Living next to a World War I memorial arch, David Trowbridge, associate professor of history and the director of African and African American Studies at Marshall University, witnesses a daily performance, multiple times a day. People stop at the memorial, look around for a few minutes “truly curious,” and then leave. Without much information on the arch apart from a reference to the Great War and the names of some soldiers, the visitors leave without discovering the history behind the arch. With Clio, a website and mobile app that uses GPS technology to deliver historical information about nearby sites to users, Trowbridge, however, hopes to catch people at their “moment of curiosity” about a particular historical monument or marker. With Clio’s help, visitors to the World War I memorial, for example, can uncover troves of information about the arch and its history. The app, as Trowbridge describes it, gives historians the power to engage with people when they are most interested.
Designed to serve as a guide to the public to the “thousands of historical and cultural sites throughout the United States,” Clio currently boasts nearly 30,000 historical entries in its database. Using Clio, history enthusiasts can embark on suggested walking or driving tours or create their own itineraries. Each entry in Clio includes a short summary about nearby historical sites, monuments, or museums, as well as links to relevant scholarly works and primary sources.
AHA Today first spoke to Trowbridge about Clio in May 2016, when he received a Whiting Public Engagement Fellowship to support work on the project. Since then, the project has grown, both in terms of its technical capacities and the number of entries on the website and app. Some of the funds from the $10,000 Whiting fellowship, says Trowbridge, went toward developing capacity for walking tours as well as integrating Clio with Google Street View, which allows people to place pins on locations of historical markers or monuments. The mobile app also introduced a “Discovery” mode, which identifies the seven closest historical sites to users on a map and updates while they walk or drive.
The Whiting Fellowship also gave Trowbridge time to improve educational and instructor resources. “Clio in the Classroom” allows instructors to work with students to create entries for the project. Students going through the process of creating entries for Clio develop numerous skills, including how to research, organize information, and communicate it to the public, says Trowbridge. Instructors can now create special accounts that let them “track and provide feedback for each of their student’s entries from the first draft to the student’s final submission,” says Trowbridge. A new “Citation Helper” helps students correctly cite sources, and a peer review function lets students provide feedback to their peers before submitting entries to their professors. Trowbridge hopes that these features will allow instructors to devote their time and energy to providing “substantive feedback” to students’ entries. He notes that each entry, when it comes to him for approval, includes the name of the student author and the instructor, making both accountable and reassuring him that the entries are rigorous.

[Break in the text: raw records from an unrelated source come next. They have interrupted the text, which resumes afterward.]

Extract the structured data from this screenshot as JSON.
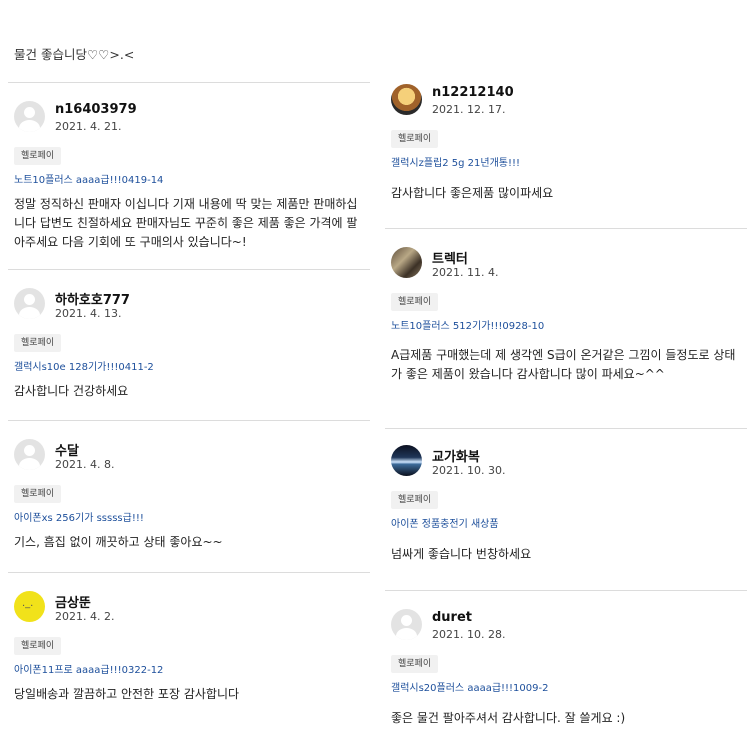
{
  "top_comment": "물건 좋습니당♡♡>.<",
  "left_reviews": [
    {
      "user": "n16403979",
      "date": "2021. 4. 21.",
      "badge": "헬로페이",
      "product": "노트10플러스 aaaa급!!!0419-14",
      "text": "정말 정직하신 판매자 이십니다 기재 내용에 딱 맞는 제품만 판매하십니다 답변도 친절하세요 판매자님도 꾸준히 좋은 제품 좋은 가격에 팔아주세요 다음 기회에 또 구매의사 있습니다~!",
      "avatar": "default"
    },
    {
      "user": "하하호호777",
      "date": "2021. 4. 13.",
      "badge": "헬로페이",
      "product": "갤럭시s10e 128기가!!!0411-2",
      "text": "감사합니다 건강하세요",
      "avatar": "default"
    },
    {
      "user": "수달",
      "date": "2021. 4. 8.",
      "badge": "헬로페이",
      "product": "아이폰xs 256기가 sssss급!!!",
      "text": "기스, 흠집 없이 깨끗하고 상태 좋아요~~",
      "avatar": "default"
    },
    {
      "user": "금상뚠",
      "date": "2021. 4. 2.",
      "badge": "헬로페이",
      "product": "아이폰11프로 aaaa급!!!0322-12",
      "text": "당일배송과 깔끔하고 안전한 포장 감사합니다",
      "avatar": "yellow"
    }
  ],
  "right_reviews": [
    {
      "user": "n12212140",
      "date": "2021. 12. 17.",
      "badge": "헬로페이",
      "product": "갤럭시z플립2 5g 21년개통!!!",
      "text": "감사합니다 좋은제품 많이파세요",
      "avatar": "photo-kid"
    },
    {
      "user": "트렉터",
      "date": "2021. 11. 4.",
      "badge": "헬로페이",
      "product": "노트10플러스 512기가!!!0928-10",
      "text": "A급제품 구매했는데 제 생각엔 S급이 온거같은 그낌이 들정도로 상태가 좋은 제품이 왔습니다 감사합니다 많이 파세요~^^",
      "avatar": "photo-truck"
    },
    {
      "user": "교가화복",
      "date": "2021. 10. 30.",
      "badge": "헬로페이",
      "product": "아이폰 정품충전기 새상품",
      "text": "넘싸게 좋습니다 번창하세요",
      "avatar": "photo-planet"
    },
    {
      "user": "duret",
      "date": "2021. 10. 28.",
      "badge": "헬로페이",
      "product": "갤럭시s20플러스 aaaa급!!!1009-2",
      "text": "좋은 물건 팔아주셔서 감사합니다. 잘 쓸게요 :)",
      "avatar": "default"
    }
  ]
}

The Whiting Fellowship further facilitated the creation of new features for instructors, such as the capacity to create interactive walking tours and heritage trails. Jennifer Barker-Devine, an associate professor of history at Illinois College, used Clio with her first-year class, asking students to create entries for their local area and give presentations to community organizations. In a survey taken after the class, most students reported that they planned to use Clio in their personal lives. (Barker-Devine wrote about using Clio on her blog.)
Now, Marshall University has a new NEH grant to support Clio. According to Trowbridge, the university plans to use the grant to work with historians in West Virginia to “create walking tours and heritage trails that connect residents and visitors” to the state’s history. The grant will provide stipends for scholars and paid internships for students over the next few years. Trowbridge emphasizes that anyone can incorporate Clio into their grant applications, or as a solution to the question of how to better reach the public. “If my work supports the work of my colleagues in that way,” he says, “I can’t tell you how happy I’d be.”
As far as Clio’s future, Trowbridge says that he is currently working on building capacity for audio tours. He hopes that people will eventually be able to leave their phones in their pockets as much as possible. He also wants to increase the number of users who click on books and articles through Clio. “There is a strong connection between our sense of place and our sense of the past,” Trowbridge tells AHA Today, “and I want to offer a platform that reaches people at those moments of curiosity and encourages them to explore further.”